But now that Katie is here, and I have precious little time to blog, I feel like her little life is flying by and I so desperately want to document it. Now, mind you, I've taken NO SHORTAGE of pictures with my beloved new camera that I got with Christmas money. (Sidenote: Best. Idea. Ever. If you are about to become a parent, invest in a nice camera. Mine is really nice but idiot-proof. I'm setting it to "Auto" and every pic I take of her is beautiful and frame-worthy. But it's also the kind of camera that as I learn more about it I can actually do more with it to get even better pics. I'm so glad I invested in this. The memories it has documented are priceless and I would recommend it to every new parent I see!) But most of the pictures have remained on the camera's memory card. Much like all of our life experiences and Katie's milestones over the last 9 weeks have remained in my memory banks.

I want to cherish this time. But it's going so fast despite me trying to savor it. Today is my first day back at work and I left most of my heart (and my brain) at home with my little girl and her dad. But as I think about them I realize, I actually have time to blog at work! Because at work I actually have both hands free! And as I sit here and think of Katie and catch up on some posts in my Reader, I've decided to dive back it to blogging. I'm sure it won't happen as much as I want it to (and probably mostly on days that I'm at work) but I'm going to do my best. My first posts will be Katie's monthly milestones. The first month is long past (::sniff::sniff::) and the second month just ended a few days ago. But I'm going to go ahead and blog about them (and other things that have past) because not only do I want to catch you up, but also because I want some things written down for myself and my family.
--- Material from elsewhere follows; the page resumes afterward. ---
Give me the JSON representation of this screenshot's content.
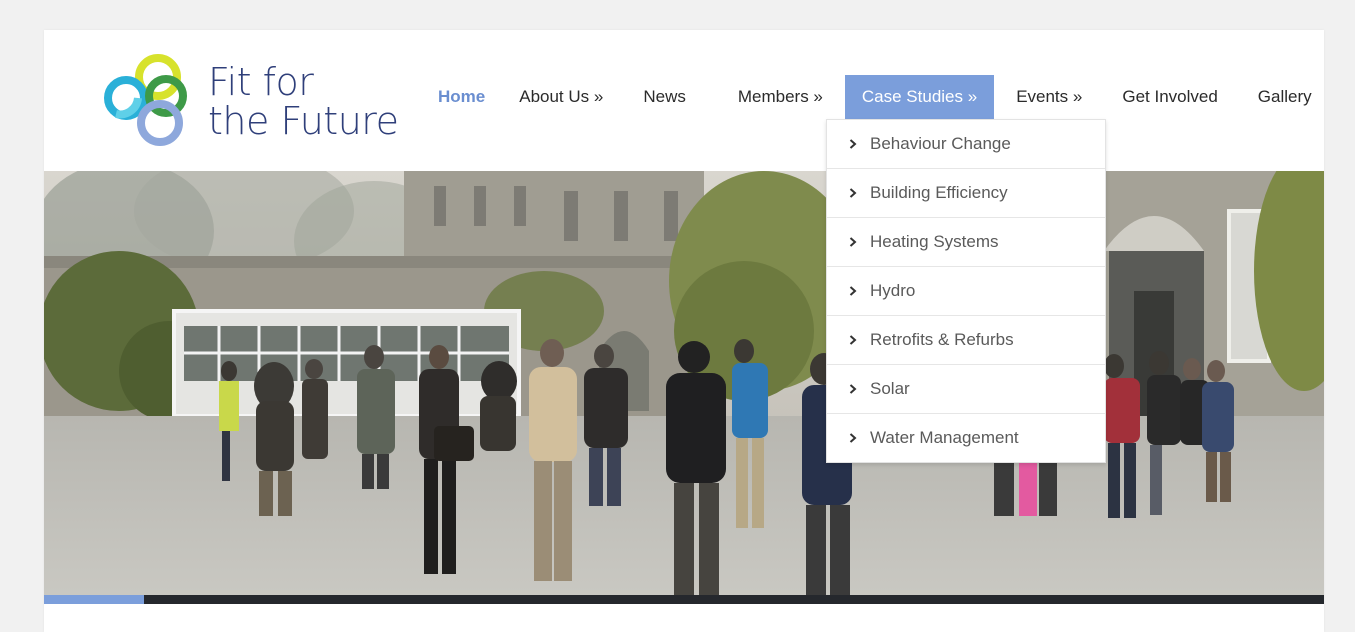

So, hello again! I missed you all!

PS: Since I just have to share a picture I'll share one of the few that I have with me at work. I took this with my phone yesterday so the quality is crap. But she was so happy and smiley that I had to document it. Plus I knew that I wanted to have pics of her to gaze at while I was at work. Enjoy!